Work required -> Your copy should match the records exactly, apart from the pictures, which stay out.

Provided information ->
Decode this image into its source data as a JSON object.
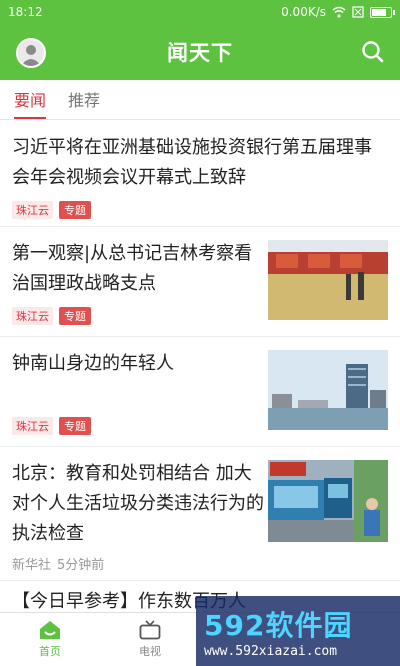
{
  "statusbar": {
    "time": "18:12",
    "speed": "0.00K/s"
  },
  "appbar": {
    "title": "闻天下"
  },
  "tabs": [
    {
      "label": "要闻"
    },
    {
      "label": "推荐"
    }
  ],
  "feed": [
    {
      "title": "习近平将在亚洲基础设施投资银行第五届理事会年会视频会议开幕式上致辞",
      "source": "珠江云",
      "topic": "专题"
    },
    {
      "title": "第一观察|从总书记吉林考察看治国理政战略支点",
      "source": "珠江云",
      "topic": "专题"
    },
    {
      "title": "钟南山身边的年轻人",
      "source": "珠江云",
      "topic": "专题"
    },
    {
      "title": "北京：教育和处罚相结合 加大对个人生活垃圾分类违法行为的执法检查",
      "source": "新华社",
      "time": "5分钟前"
    },
    {
      "title": "【今日早参考】作东数百万人"
    }
  ],
  "bottomnav": [
    {
      "label": "首页"
    },
    {
      "label": "电视"
    }
  ],
  "watermark": {
    "brand": "592软件园",
    "url": "www.592xiazai.com"
  },
  "colors": {
    "brand_green": "#5cc23f",
    "accent_red": "#d9363e"
  }
}
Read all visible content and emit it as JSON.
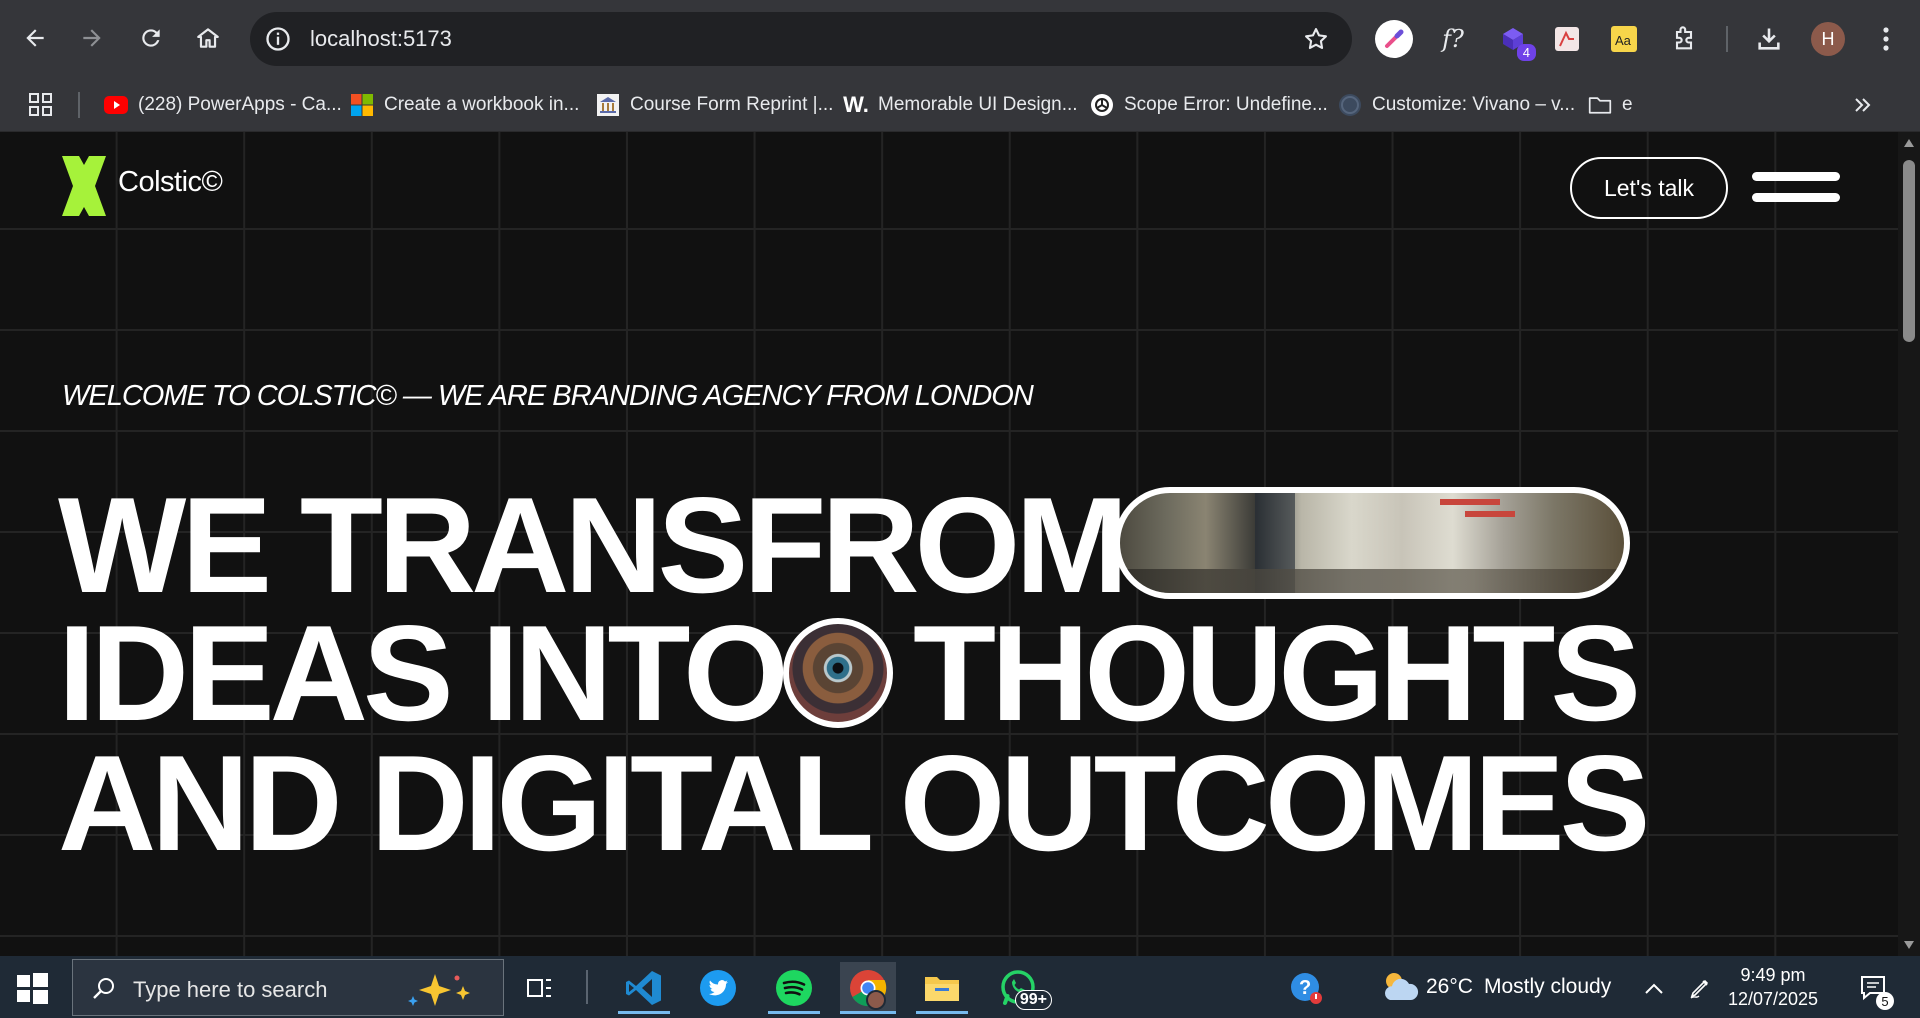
{
  "browser": {
    "url": "localhost:5173",
    "bookmarks": [
      {
        "label": "(228) PowerApps - Ca...",
        "icon": "youtube-icon"
      },
      {
        "label": "Create a workbook in...",
        "icon": "microsoft-icon"
      },
      {
        "label": "Course Form Reprint |...",
        "icon": "university-icon"
      },
      {
        "label": "Memorable UI Design...",
        "icon": "w-icon"
      },
      {
        "label": "Scope Error: Undefine...",
        "icon": "openai-icon"
      },
      {
        "label": "Customize: Vivano – v...",
        "icon": "wordpress-icon"
      },
      {
        "label": "e",
        "icon": "folder-icon"
      }
    ],
    "extension_badge": "4",
    "profile_initial": "H"
  },
  "site": {
    "logo_text": "Colstic©",
    "cta_label": "Let's talk",
    "tagline": "WELCOME TO COLSTIC© — WE ARE BRANDING AGENCY FROM LONDON",
    "hero": {
      "line1": "WE TRANSFROM",
      "line2a": "IDEAS INTO",
      "line2b": "THOUGHTS",
      "line3": "AND DIGITAL OUTCOMES"
    },
    "accent_color": "#a6f23a"
  },
  "taskbar": {
    "search_placeholder": "Type here to search",
    "whatsapp_badge": "99+",
    "weather_temp": "26°C",
    "weather_desc": "Mostly cloudy",
    "time": "9:49 pm",
    "date": "12/07/2025",
    "notification_count": "5"
  }
}
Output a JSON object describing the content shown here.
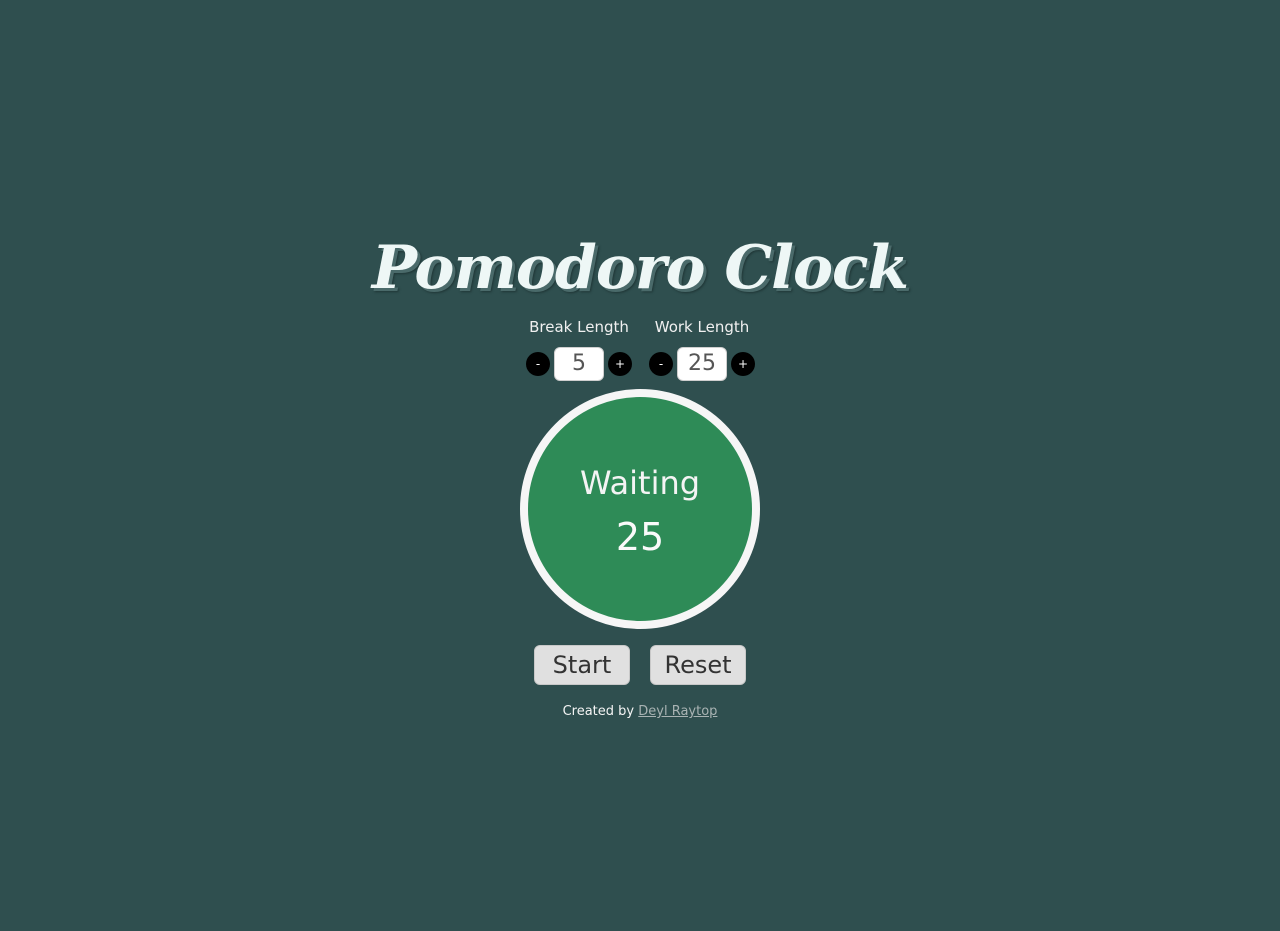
{
  "app": {
    "title": "Pomodoro Clock"
  },
  "break_length": {
    "label": "Break Length",
    "decrement_label": "-",
    "increment_label": "+",
    "value": "5"
  },
  "work_length": {
    "label": "Work Length",
    "decrement_label": "-",
    "increment_label": "+",
    "value": "25"
  },
  "timer": {
    "status": "Waiting",
    "count": "25"
  },
  "actions": {
    "start_label": "Start",
    "reset_label": "Reset"
  },
  "footer": {
    "prefix": "Created by ",
    "author_link": "Deyl Raytop"
  },
  "colors": {
    "background": "#2f4f4f",
    "timer_fill": "#2e8b57",
    "timer_ring": "#f6f6f6",
    "stepper_button": "#000000",
    "action_button": "#e0e0e0"
  }
}
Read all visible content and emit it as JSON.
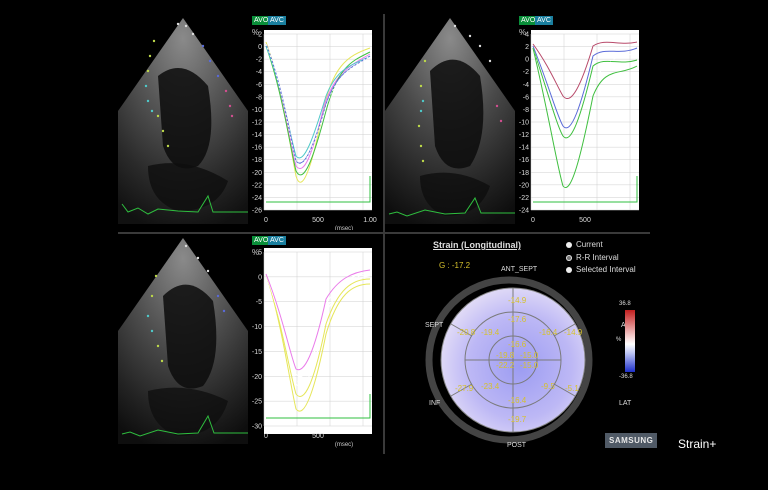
{
  "markers": {
    "avo": "AVO",
    "avc": "AVC"
  },
  "graphs": {
    "percent_symbol": "%",
    "top_left": {
      "y_ticks": [
        "2",
        "0",
        "-2",
        "-4",
        "-6",
        "-8",
        "-10",
        "-12",
        "-14",
        "-16",
        "-18",
        "-20",
        "-22",
        "-24",
        "-26"
      ],
      "x_ticks": [
        "0",
        "500",
        "1.00"
      ],
      "x_unit": "(msec)"
    },
    "top_right": {
      "y_ticks": [
        "4",
        "2",
        "0",
        "-2",
        "-4",
        "-6",
        "-8",
        "-10",
        "-12",
        "-14",
        "-16",
        "-18",
        "-20",
        "-22",
        "-24"
      ],
      "x_ticks": [
        "0",
        "500"
      ],
      "x_unit": ""
    },
    "bottom_left": {
      "y_ticks": [
        "5",
        "0",
        "-5",
        "-10",
        "-15",
        "-20",
        "-25",
        "-30"
      ],
      "x_ticks": [
        "0",
        "500"
      ],
      "x_unit": "(msec)"
    }
  },
  "bullseye": {
    "title": "Strain (Longitudinal)",
    "global": "G : -17.2",
    "walls": {
      "ant_sept": "ANT_SEPT",
      "sept": "SEPT",
      "ant": "ANT",
      "inf": "INF",
      "lat": "LAT",
      "post": "POST"
    },
    "segments": {
      "outer_top": "-14.9",
      "outer_left": "-20.8",
      "outer_right": "-14.9",
      "outer_bl": "-27.9",
      "outer_br": "-5.1",
      "outer_bottom": "-19.7",
      "mid_top": "-17.6",
      "mid_left": "-19.4",
      "mid_right": "-16.4",
      "mid_bl": "-23.4",
      "mid_br": "-9.5",
      "mid_bottom": "-16.4",
      "apex_top": "-16.6",
      "apex_left": "-19.8",
      "apex_right": "-15.0",
      "apex_bottom_left": "-22.2",
      "apex_bottom_right": "-15.0"
    },
    "colorbar": {
      "max": "36.8",
      "min": "-36.8",
      "unit": "%"
    }
  },
  "legend": {
    "current": "Current",
    "rr": "R-R Interval",
    "selected": "Selected Interval"
  },
  "brand": "SAMSUNG",
  "product": "Strain+"
}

Result of the exercise ->
Decode this image into its source data as a JSON object.
{
  "statusbar": {
    "time": "18:12",
    "speed": "0.00K/s"
  },
  "appbar": {
    "title": "闻天下"
  },
  "tabs": [
    {
      "label": "要闻"
    },
    {
      "label": "推荐"
    }
  ],
  "feed": [
    {
      "title": "习近平将在亚洲基础设施投资银行第五届理事会年会视频会议开幕式上致辞",
      "source": "珠江云",
      "topic": "专题"
    },
    {
      "title": "第一观察|从总书记吉林考察看治国理政战略支点",
      "source": "珠江云",
      "topic": "专题"
    },
    {
      "title": "钟南山身边的年轻人",
      "source": "珠江云",
      "topic": "专题"
    },
    {
      "title": "北京：教育和处罚相结合 加大对个人生活垃圾分类违法行为的执法检查",
      "source": "新华社",
      "time": "5分钟前"
    },
    {
      "title": "【今日早参考】作东数百万人"
    }
  ],
  "bottomnav": [
    {
      "label": "首页"
    },
    {
      "label": "电视"
    }
  ],
  "watermark": {
    "brand": "592软件园",
    "url": "www.592xiazai.com"
  },
  "colors": {
    "brand_green": "#5cc23f",
    "accent_red": "#d9363e"
  }
}
Read all visible content and emit it as JSON.
{
  "browser": {
    "url": "localhost:5173",
    "bookmarks": [
      {
        "label": "(228) PowerApps - Ca...",
        "icon": "youtube-icon"
      },
      {
        "label": "Create a workbook in...",
        "icon": "microsoft-icon"
      },
      {
        "label": "Course Form Reprint |...",
        "icon": "university-icon"
      },
      {
        "label": "Memorable UI Design...",
        "icon": "w-icon"
      },
      {
        "label": "Scope Error: Undefine...",
        "icon": "openai-icon"
      },
      {
        "label": "Customize: Vivano – v...",
        "icon": "wordpress-icon"
      },
      {
        "label": "e",
        "icon": "folder-icon"
      }
    ],
    "extension_badge": "4",
    "profile_initial": "H"
  },
  "site": {
    "logo_text": "Colstic©",
    "cta_label": "Let's talk",
    "tagline": "WELCOME TO COLSTIC© — WE ARE BRANDING AGENCY FROM LONDON",
    "hero": {
      "line1": "WE TRANSFROM",
      "line2a": "IDEAS INTO",
      "line2b": "THOUGHTS",
      "line3": "AND DIGITAL OUTCOMES"
    },
    "accent_color": "#a6f23a"
  },
  "taskbar": {
    "search_placeholder": "Type here to search",
    "whatsapp_badge": "99+",
    "weather_temp": "26°C",
    "weather_desc": "Mostly cloudy",
    "time": "9:49 pm",
    "date": "12/07/2025",
    "notification_count": "5"
  }
}
Output a JSON object describing the content shown here.
{
  "app": {
    "title": "Pomodoro Clock"
  },
  "break_length": {
    "label": "Break Length",
    "decrement_label": "-",
    "increment_label": "+",
    "value": "5"
  },
  "work_length": {
    "label": "Work Length",
    "decrement_label": "-",
    "increment_label": "+",
    "value": "25"
  },
  "timer": {
    "status": "Waiting",
    "count": "25"
  },
  "actions": {
    "start_label": "Start",
    "reset_label": "Reset"
  },
  "footer": {
    "prefix": "Created by ",
    "author_link": "Deyl Raytop"
  },
  "colors": {
    "background": "#2f4f4f",
    "timer_fill": "#2e8b57",
    "timer_ring": "#f6f6f6",
    "stepper_button": "#000000",
    "action_button": "#e0e0e0"
  }
}
Read all visible content and emit it as JSON.
{
  "markers": {
    "avo": "AVO",
    "avc": "AVC"
  },
  "graphs": {
    "percent_symbol": "%",
    "top_left": {
      "y_ticks": [
        "2",
        "0",
        "-2",
        "-4",
        "-6",
        "-8",
        "-10",
        "-12",
        "-14",
        "-16",
        "-18",
        "-20",
        "-22",
        "-24",
        "-26"
      ],
      "x_ticks": [
        "0",
        "500",
        "1.00"
      ],
      "x_unit": "(msec)"
    },
    "top_right": {
      "y_ticks": [
        "4",
        "2",
        "0",
        "-2",
        "-4",
        "-6",
        "-8",
        "-10",
        "-12",
        "-14",
        "-16",
        "-18",
        "-20",
        "-22",
        "-24"
      ],
      "x_ticks": [
        "0",
        "500"
      ],
      "x_unit": ""
    },
    "bottom_left": {
      "y_ticks": [
        "5",
        "0",
        "-5",
        "-10",
        "-15",
        "-20",
        "-25",
        "-30"
      ],
      "x_ticks": [
        "0",
        "500"
      ],
      "x_unit": "(msec)"
    }
  },
  "bullseye": {
    "title": "Strain (Longitudinal)",
    "global": "G : -17.2",
    "walls": {
      "ant_sept": "ANT_SEPT",
      "sept": "SEPT",
      "ant": "ANT",
      "inf": "INF",
      "lat": "LAT",
      "post": "POST"
    },
    "segments": {
      "outer_top": "-14.9",
      "outer_left": "-20.8",
      "outer_right": "-14.9",
      "outer_bl": "-27.9",
      "outer_br": "-5.1",
      "outer_bottom": "-19.7",
      "mid_top": "-17.6",
      "mid_left": "-19.4",
      "mid_right": "-16.4",
      "mid_bl": "-23.4",
      "mid_br": "-9.5",
      "mid_bottom": "-16.4",
      "apex_top": "-16.6",
      "apex_left": "-19.8",
      "apex_right": "-15.0",
      "apex_bottom_left": "-22.2",
      "apex_bottom_right": "-15.0"
    },
    "colorbar": {
      "max": "36.8",
      "min": "-36.8",
      "unit": "%"
    }
  },
  "legend": {
    "current": "Current",
    "rr": "R-R Interval",
    "selected": "Selected Interval"
  },
  "brand": "SAMSUNG",
  "product": "Strain+"
}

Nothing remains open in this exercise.